**ACTIVITY:**
What lines of the listing include the string "JSON"? Show them all.

SUPPLIED DATA START

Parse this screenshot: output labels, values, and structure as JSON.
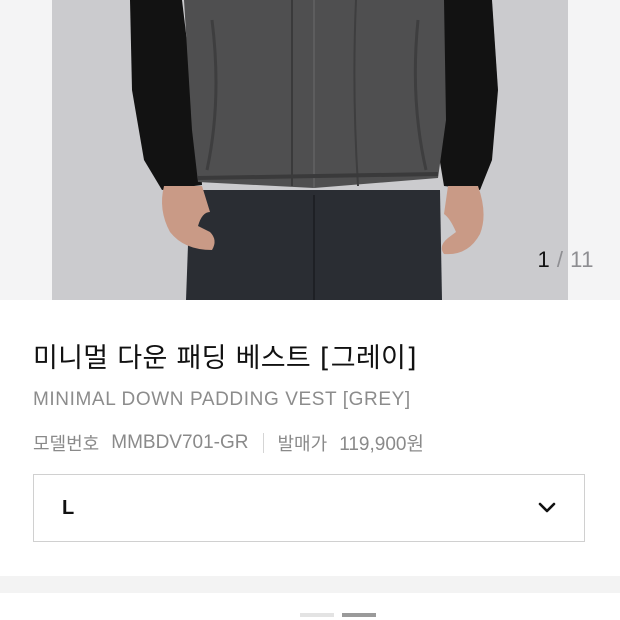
{
  "gallery": {
    "current": "1",
    "separator": "/",
    "total": "11"
  },
  "product": {
    "name_kr": "미니멀 다운 패딩 베스트 [그레이]",
    "name_en": "MINIMAL DOWN PADDING VEST [GREY]",
    "model_label": "모델번호",
    "model_value": "MMBDV701-GR",
    "price_label": "발매가",
    "price_value": "119,900원"
  },
  "size_select": {
    "value": "L",
    "icon": "chevron-down-icon"
  },
  "colors": {
    "border": "#d0d0d0",
    "muted_text": "#8c8c8c",
    "band": "#f3f3f3"
  }
}
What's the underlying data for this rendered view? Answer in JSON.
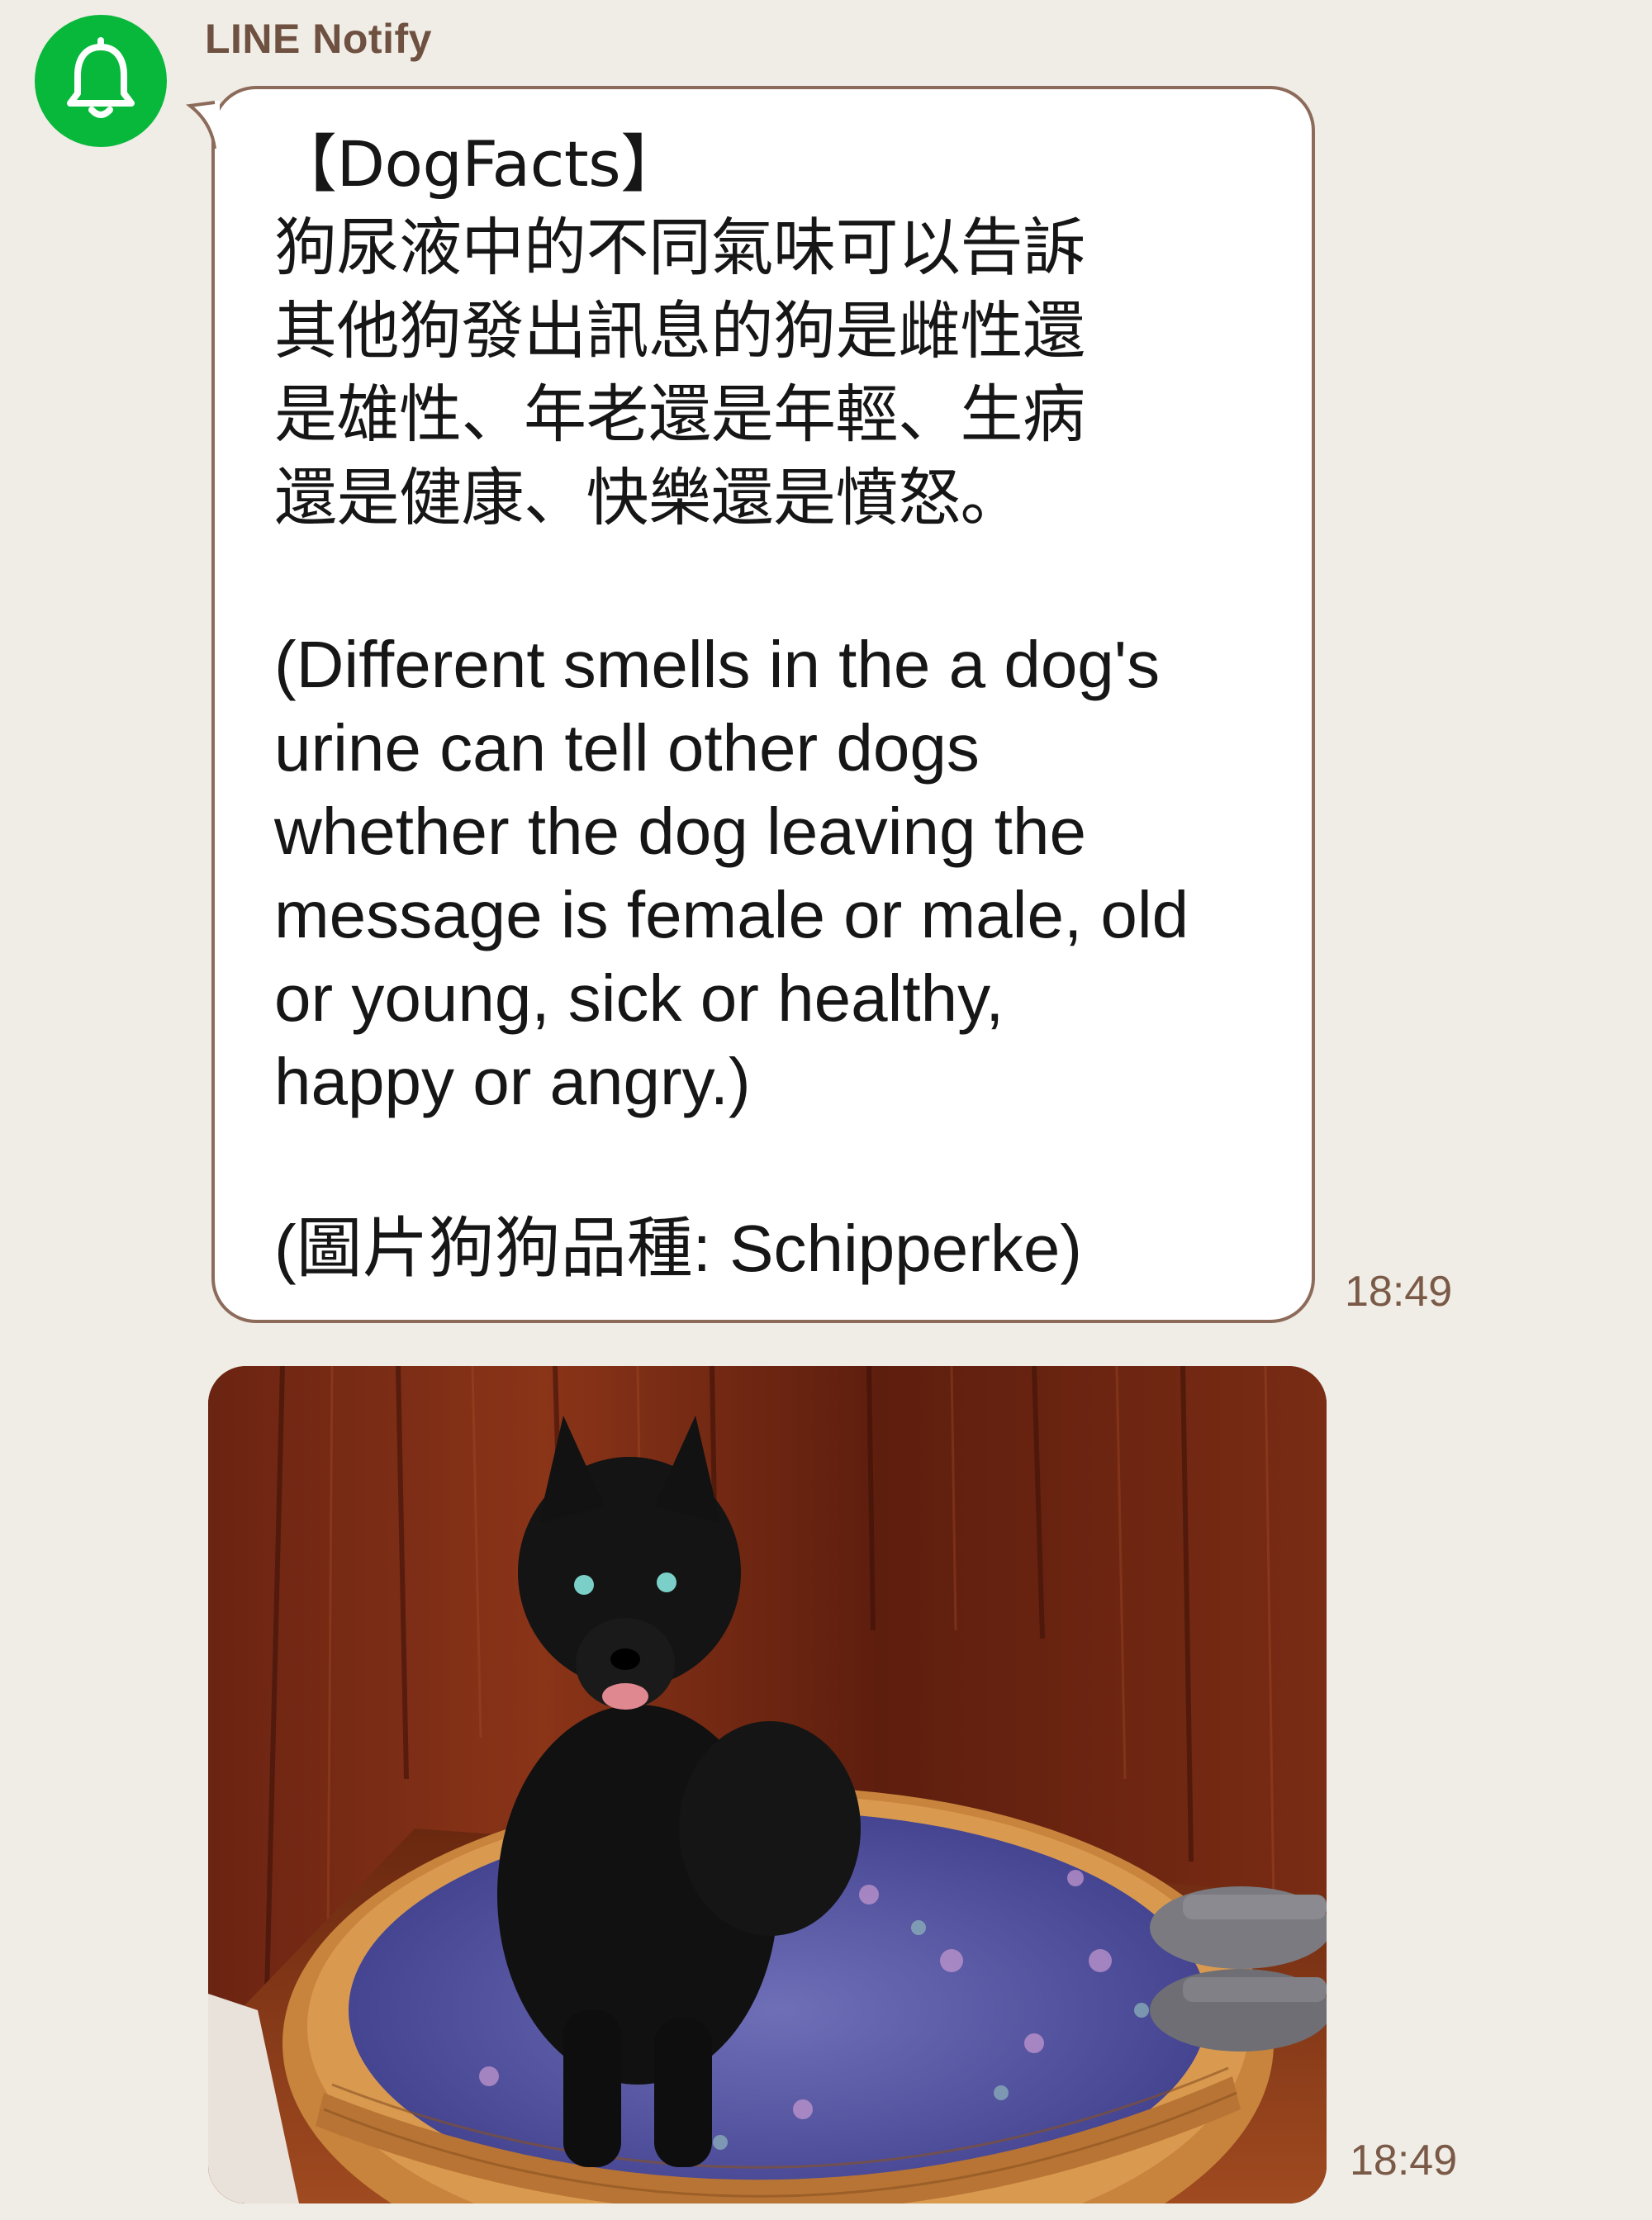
{
  "chat": {
    "sender_name": "LINE Notify",
    "avatar_icon": "bell-icon",
    "avatar_color": "#08b83b"
  },
  "message": {
    "lines": [
      "【DogFacts】",
      "狗尿液中的不同氣味可以告訴",
      "其他狗發出訊息的狗是雌性還",
      "是雄性、年老還是年輕、生病",
      "還是健康、快樂還是憤怒。",
      "",
      "(Different smells in the a dog's",
      "urine can tell other dogs",
      "whether the dog leaving the",
      "message is female or male, old",
      "or young, sick or healthy,",
      "happy or angry.)",
      "",
      "(圖片狗狗品種: Schipperke)"
    ],
    "time": "18:49"
  },
  "image_message": {
    "time": "18:49"
  }
}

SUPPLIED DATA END

**ANSWER TO THE EXERCISE:**
Parse this screenshot: output labels, values, and structure as JSON.
What's the underlying data for this rendered view? Answer in JSON.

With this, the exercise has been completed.